}

This returns the transactionStatus which in our case is PENDING i.e. is waiting to be included in a block.

{
  "data": {
  "transactionStatus": "PENDING"
  }
}

Next steps

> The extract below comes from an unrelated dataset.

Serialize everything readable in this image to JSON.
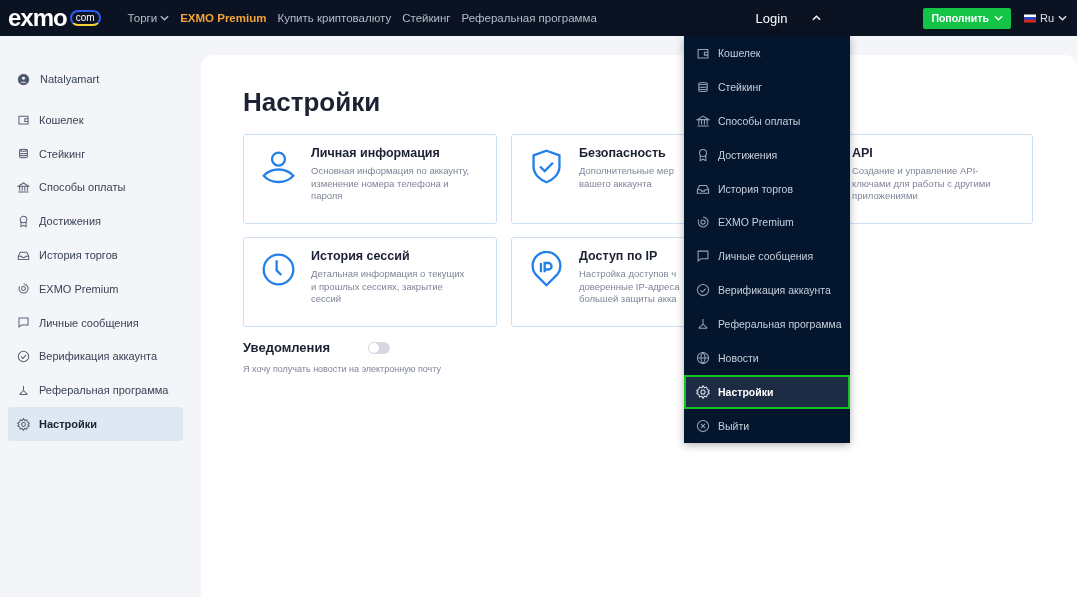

We’ve only touched on a few queries available via the Coda GraphQL API, and there are many more to explore. While the API is in active development, it’s a great learning experience to interact with the Coda protocol this way. It offers some improvements over the existing CLI interface but more importantly allows the development of future tools such as block explorers, wallets etc…

You can also interact with the GraphQL API using multiple client libraries such as Apollo, building a status page for your own node, for example. Additionally, the excellent Postman client now supports GraphQL, which can be used to further experiment with and develop for the Coda GraphQL API.

Coda API Postman Collection